Cross-border mergers of securities funds

The Ministry of Finance propose that certain tax-free cross-border mergers of UCITS funds are to be tax exempt, provided certain requirements are met.

Where the transferring fund is established in Norway, the Ministry proposes that the merger shall be carried out in accordance with the Securities Funds Act. Where the acquiring fund is established in Norway, the Ministry proposes that the merger shall be carried out in accordance with national legislation that implements the UCITS directive.

In addition, a condition of tax continuity must be met in cross-border mergers of funds. If assets etc. are taken out of the Norwegian taxation area during the merger, the Tax Act's rules on exit tax will apply.
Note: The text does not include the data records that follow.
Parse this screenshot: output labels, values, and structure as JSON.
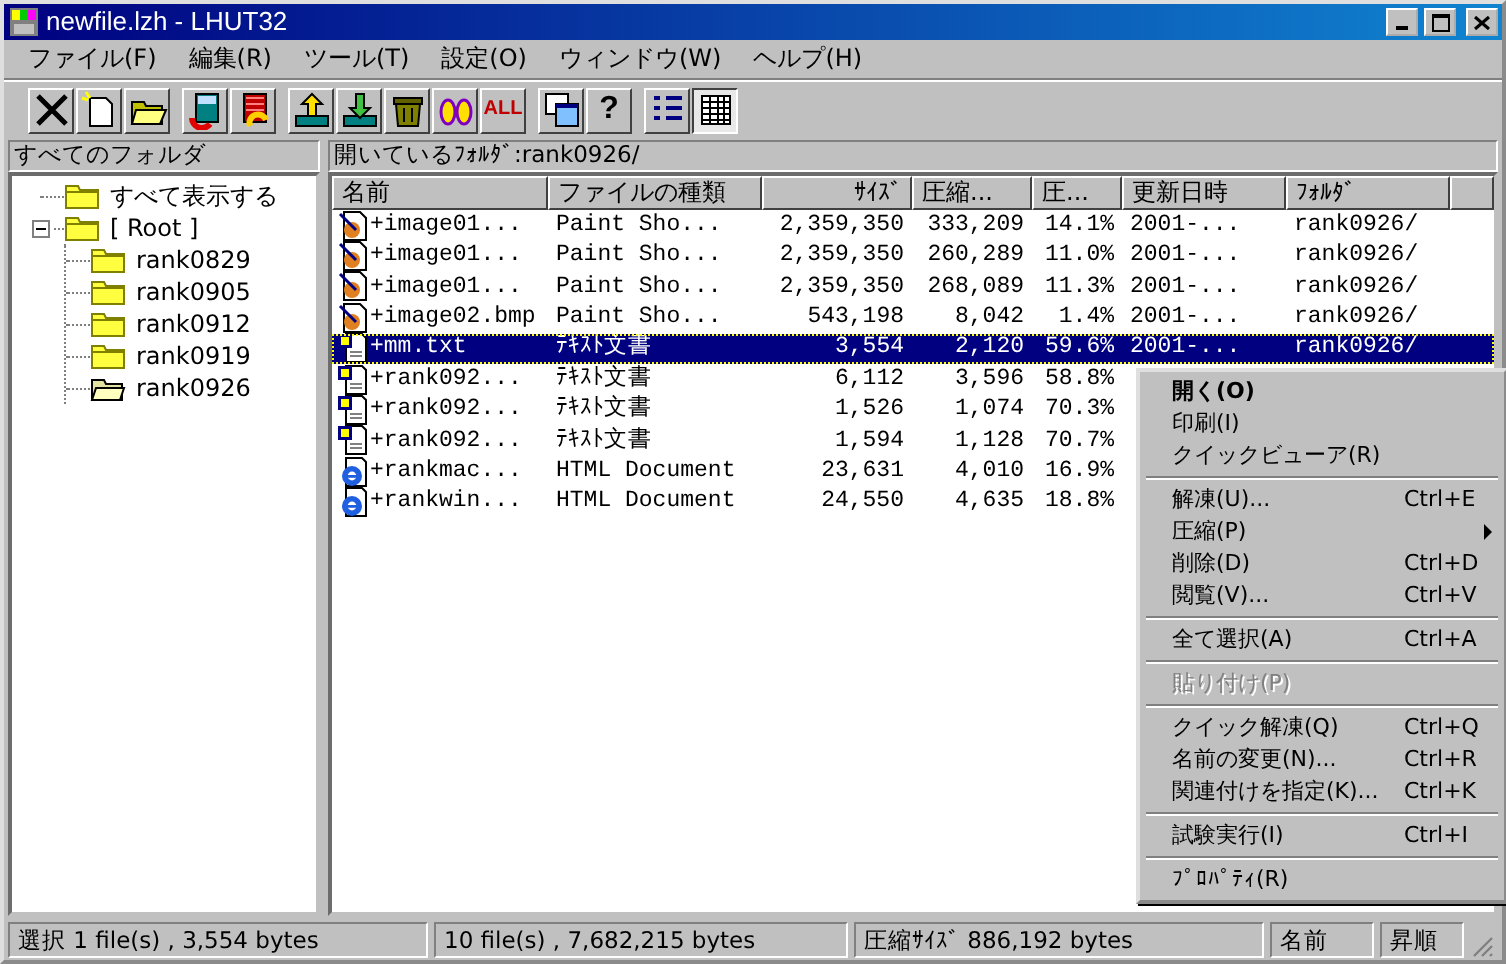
{
  "window": {
    "title": "newfile.lzh - LHUT32"
  },
  "menu": [
    "ファイル(F)",
    "編集(R)",
    "ツール(T)",
    "設定(O)",
    "ウィンドウ(W)",
    "ヘルプ(H)"
  ],
  "toolbar": [
    [
      {
        "kind": "delete",
        "pressed": false
      },
      {
        "kind": "new",
        "pressed": false
      },
      {
        "kind": "open",
        "pressed": false
      }
    ],
    [
      {
        "kind": "archive-red",
        "pressed": false
      },
      {
        "kind": "archive-yellow",
        "pressed": false
      }
    ],
    [
      {
        "kind": "up",
        "pressed": false
      },
      {
        "kind": "down",
        "pressed": false
      },
      {
        "kind": "trash",
        "pressed": false
      },
      {
        "kind": "ovals",
        "pressed": false
      },
      {
        "kind": "text",
        "label": "ALL",
        "pressed": false
      }
    ],
    [
      {
        "kind": "copy",
        "pressed": false
      },
      {
        "kind": "text",
        "label": "?",
        "pressed": false
      }
    ],
    [
      {
        "kind": "list",
        "pressed": false
      },
      {
        "kind": "details",
        "pressed": true
      }
    ]
  ],
  "folders": {
    "title": "すべてのフォルダ",
    "items": [
      {
        "label": "すべて表示する",
        "open": false
      },
      {
        "label": "[ Root ]",
        "open": false,
        "expanded": true,
        "children": [
          {
            "label": "rank0829",
            "open": false
          },
          {
            "label": "rank0905",
            "open": false
          },
          {
            "label": "rank0912",
            "open": false
          },
          {
            "label": "rank0919",
            "open": false
          },
          {
            "label": "rank0926",
            "open": true
          }
        ]
      }
    ]
  },
  "files": {
    "title": "開いているﾌｫﾙﾀﾞ:rank0926/",
    "columns": [
      "名前",
      "ファイルの種類",
      "ｻｲｽﾞ",
      "圧縮...",
      "圧...",
      "更新日時",
      "ﾌｫﾙﾀﾞ"
    ],
    "rows": [
      {
        "kind": "paint",
        "selected": false,
        "cells": [
          "+image01...",
          "Paint Sho...",
          "2,359,350",
          "333,209",
          "14.1%",
          "2001-...",
          "rank0926/"
        ]
      },
      {
        "kind": "paint",
        "selected": false,
        "cells": [
          "+image01...",
          "Paint Sho...",
          "2,359,350",
          "260,289",
          "11.0%",
          "2001-...",
          "rank0926/"
        ]
      },
      {
        "kind": "paint",
        "selected": false,
        "cells": [
          "+image01...",
          "Paint Sho...",
          "2,359,350",
          "268,089",
          "11.3%",
          "2001-...",
          "rank0926/"
        ]
      },
      {
        "kind": "paint",
        "selected": false,
        "cells": [
          "+image02.bmp",
          "Paint Sho...",
          "543,198",
          "8,042",
          "1.4%",
          "2001-...",
          "rank0926/"
        ]
      },
      {
        "kind": "text",
        "selected": true,
        "cells": [
          "+mm.txt",
          "ﾃｷｽﾄ文書",
          "3,554",
          "2,120",
          "59.6%",
          "2001-...",
          "rank0926/"
        ]
      },
      {
        "kind": "text",
        "selected": false,
        "cells": [
          "+rank092...",
          "ﾃｷｽﾄ文書",
          "6,112",
          "3,596",
          "58.8%"
        ]
      },
      {
        "kind": "text",
        "selected": false,
        "cells": [
          "+rank092...",
          "ﾃｷｽﾄ文書",
          "1,526",
          "1,074",
          "70.3%"
        ]
      },
      {
        "kind": "text",
        "selected": false,
        "cells": [
          "+rank092...",
          "ﾃｷｽﾄ文書",
          "1,594",
          "1,128",
          "70.7%"
        ]
      },
      {
        "kind": "html",
        "selected": false,
        "cells": [
          "+rankmac...",
          "HTML Document",
          "23,631",
          "4,010",
          "16.9%"
        ]
      },
      {
        "kind": "html",
        "selected": false,
        "cells": [
          "+rankwin...",
          "HTML Document",
          "24,550",
          "4,635",
          "18.8%"
        ]
      }
    ]
  },
  "context_menu": [
    {
      "kind": "item",
      "label": "開く(O)",
      "default": true,
      "disabled": false,
      "submenu": false
    },
    {
      "kind": "item",
      "label": "印刷(I)",
      "default": false,
      "disabled": false,
      "submenu": false
    },
    {
      "kind": "item",
      "label": "クイックビューア(R)",
      "default": false,
      "disabled": false,
      "submenu": false
    },
    {
      "kind": "separator"
    },
    {
      "kind": "item",
      "label": "解凍(U)...",
      "shortcut": "Ctrl+E",
      "default": false,
      "disabled": false,
      "submenu": false
    },
    {
      "kind": "item",
      "label": "圧縮(P)",
      "default": false,
      "disabled": false,
      "submenu": true
    },
    {
      "kind": "item",
      "label": "削除(D)",
      "shortcut": "Ctrl+D",
      "default": false,
      "disabled": false,
      "submenu": false
    },
    {
      "kind": "item",
      "label": "閲覧(V)...",
      "shortcut": "Ctrl+V",
      "default": false,
      "disabled": false,
      "submenu": false
    },
    {
      "kind": "separator"
    },
    {
      "kind": "item",
      "label": "全て選択(A)",
      "shortcut": "Ctrl+A",
      "default": false,
      "disabled": false,
      "submenu": false
    },
    {
      "kind": "separator"
    },
    {
      "kind": "item",
      "label": "貼り付け(P)",
      "default": false,
      "disabled": true,
      "submenu": false
    },
    {
      "kind": "separator"
    },
    {
      "kind": "item",
      "label": "クイック解凍(Q)",
      "shortcut": "Ctrl+Q",
      "default": false,
      "disabled": false,
      "submenu": false
    },
    {
      "kind": "item",
      "label": "名前の変更(N)...",
      "shortcut": "Ctrl+R",
      "default": false,
      "disabled": false,
      "submenu": false
    },
    {
      "kind": "item",
      "label": "関連付けを指定(K)...",
      "shortcut": "Ctrl+K",
      "default": false,
      "disabled": false,
      "submenu": false
    },
    {
      "kind": "separator"
    },
    {
      "kind": "item",
      "label": "試験実行(I)",
      "shortcut": "Ctrl+I",
      "default": false,
      "disabled": false,
      "submenu": false
    },
    {
      "kind": "separator"
    },
    {
      "kind": "item",
      "label": "ﾌﾟﾛﾊﾟﾃｨ(R)",
      "default": false,
      "disabled": false,
      "submenu": false
    }
  ],
  "status_bar": [
    "選択 1 file(s) , 3,554 bytes",
    "10 file(s) , 7,682,215 bytes",
    "圧縮ｻｲｽﾞ 886,192 bytes",
    "名前",
    "昇順"
  ]
}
Mergers and demergers of savings banks

The Ministry has furthermore proposed that mergers and demergers of savings banks, in cases where one or more saving bank foundation are established in connection with the reorganisation, shall be tax exempt provided certain requirements are met.

A prerequisite is that issued equity certificates are transferred to a savings bank foundation in line with the provisions of the Financial Institutions Act. The Ministry proposes that the tax input value of these equity certificates which are transferred to the savings bank foundation, shall be set equal to the face value of the equity certificates.

Taxation of receivables in triangular mergers and demergers

As of today, the Tax Act Section 11-7 second paragraph states that the taxable value of a receivable that is created in triangular mergers and demergers, shall be set equal to the taxable value of the equity being transferred in the triangular merger or demerger. Therefore, the taxable input value of the receivable is determined independently from the face value of the receivable. A subsequent realisation of the receivable, including conversion of the receivable into share capital in the subsidiary, will therefore often trigger tax liability for any realised gains in one of the entities in the merger or demerger, and corresponding tax deduction for losses in the other entity in the merger or demerger.

If the merger or demerger receivable is realised while the companies are in the same group, the gains and losses can normally be offset by way of group contributions, cf. the Tax Act Section 10-2 to 10-4. However, group contributions are not always possible or practical.

The Ministry of Finance therefore propose to amend the rules on taxation of receivables that are created in triangular mergers and demergers. This is proposed handled by setting the tax input value of such receivables equal to the face value of the receivables. This will normally result in no gain or loss for the creditor and debtor when the receivables are realised for tax purposes.

Our view

Schjødt is positive to the proposed amendments. The amendments are simplifications and will remove the need to apply the Ministry of Finance for tax exemption related to certain reorganisations, thus reducing the time base in reorganisations, as well for any subsequent transactions. Taxation of receivables that are created in triangular mergers and demergers have been a technical aspect of triangular mergers and demergers with potential of errors for taxpayers. Removing this risk for errors is also a positive outcome of the proposal.

Do you have any questions?